The task forces objectives include reducing indigenous missing persons in Montana while identifying families needs, creating a network of communication between tribal communities, and tracking data on missing peoples reports.

They also exist to break down jurisdictional barriers.

“We have zero criminal jurisdiction on Indian reservations in Indian country. That's jurisdiction that belongs to the federal government. And if they decide not to prosecute, then that jurisdiction passes to the tribal government. And they're bound, and limited by federal law as well,” said Attorney General, Austin Knudsen.

This was the first in-person meeting by the task force since the Legislature’s decision.

“We can keep people on this task force. We can keep eyes on this subject. We can keep having the same people, the expertise,” said Knudsen.

Knudsen ceremoniously presented members of the task force with certificates acknowledging their appointment or re-appointment to the task force.

These individuals are as follows:

  • Alan Doane, Montana Attorney General’s Office
  • Yolanda Fraser, Northern Cheyenne Tribe
  • Brian Frost, Montana Department of Justice
  • Stacie FourStar, Fort Peck Assiniboine & Sioux Tribes
  • Chrystal Hickman, Montana Office of Public Instruction
  • Cheryl Horn, Fort Belknap Indian Community
  • Iris Kill Eagle, Little Shell Chippewa Tribe
  • Danielle Matt, Confederated Salish & Kootenai Tribes
  • Amanda Myers, United States Attorney’s Office
  • Haley Omeasoo, At-large member
  • Dr. Alan Ostby, Indian Health Services
  • Derek Werner, Montana Highway Patrol
  • Jonathan Windy Boy, Chippewa Cree Tribe
  • Sarah Wolftail, representing the Blackfeet Nation

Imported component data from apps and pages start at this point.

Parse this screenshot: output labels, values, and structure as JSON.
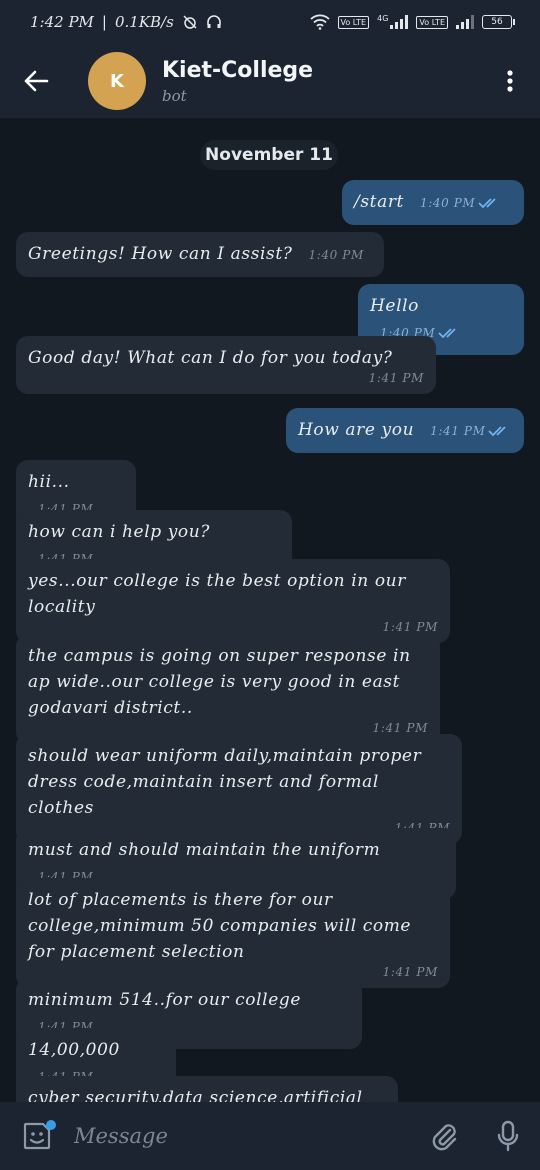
{
  "status_bar": {
    "time": "1:42 PM",
    "network_speed": "0.1KB/s",
    "network_type": "4G",
    "volte_1": "Vo LTE",
    "volte_2": "Vo LTE",
    "battery": "56"
  },
  "header": {
    "title": "Kiet-College",
    "subtitle": "bot",
    "avatar_letter": "K",
    "avatar_color": "#d4a351"
  },
  "date_label": "November 11",
  "messages": [
    {
      "dir": "out",
      "text": "/start",
      "time": "1:40 PM",
      "read": true
    },
    {
      "dir": "in",
      "text": "Greetings! How can I assist?",
      "time": "1:40 PM"
    },
    {
      "dir": "out",
      "text": "Hello",
      "time": "1:40 PM",
      "read": true
    },
    {
      "dir": "in",
      "text": "Good day! What can I do for you today?",
      "time": "1:41 PM"
    },
    {
      "dir": "out",
      "text": "How are you",
      "time": "1:41 PM",
      "read": true
    },
    {
      "dir": "in",
      "text": "hii...",
      "time": "1:41 PM"
    },
    {
      "dir": "in",
      "text": "how can i help you?",
      "time": "1:41 PM"
    },
    {
      "dir": "in",
      "text": "yes...our college is the best option  in our locality",
      "time": "1:41 PM"
    },
    {
      "dir": "in",
      "text": "the campus is going on super response in ap wide..our college is very good in east godavari district..",
      "time": "1:41 PM"
    },
    {
      "dir": "in",
      "text": "should wear uniform daily,maintain proper dress code,maintain insert and formal clothes",
      "time": "1:41 PM"
    },
    {
      "dir": "in",
      "text": "must and should maintain the uniform",
      "time": "1:41 PM"
    },
    {
      "dir": "in",
      "text": "lot of placements is there for our college,minimum 50 companies will come for placement selection",
      "time": "1:41 PM"
    },
    {
      "dir": "in",
      "text": "minimum 514..for our college",
      "time": "1:41 PM"
    },
    {
      "dir": "in",
      "text": "14,00,000",
      "time": "1:41 PM"
    },
    {
      "dir": "in",
      "text": "cyber security,data science,artificial",
      "time": ""
    }
  ],
  "composer": {
    "placeholder": "Message"
  },
  "colors": {
    "background": "#111820",
    "bar": "#1b2430",
    "incoming_bubble": "#222b36",
    "outgoing_bubble": "#2b5278",
    "accent": "#3a9be8"
  },
  "icons": {
    "back": "arrow-left-icon",
    "menu": "more-vert-icon",
    "emoji": "sticker-icon",
    "attach": "paperclip-icon",
    "mic": "microphone-icon",
    "read": "double-check-icon"
  }
}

Iris Kill Eagle, Little Shell Chippewa’s representative, said it’s good to have a sense of security and collaboration again. She recognized the good work the task force was doing prior to COVID, citing their efforts in community outreach. At the time the task force was holding education meetings on every reservation, spreading information.
Now she’s ready to hit the ground running again.

“We’re still hearing things about people not taking it serious when they have a loved one missing. Still, the distrust by the families not wanting to go to the local law enforcement. So we hope to be that in between, where they feel comfortable coming to us,” says Kill Eagle.

The task force say they hope to hold an in-person meeting once a year to breakdown their progress and adapt their strategies in keeping Indigenous peoples as safe as possible.

“[We’re] letting our native communities know that they are represented and they have someone they can turn to, to be their voice,” finished Kill Eagle.

The MMIP Task Force was first formed in 2019 after vocal concern from Democratic Representative Tyson Running Wolf of Browning.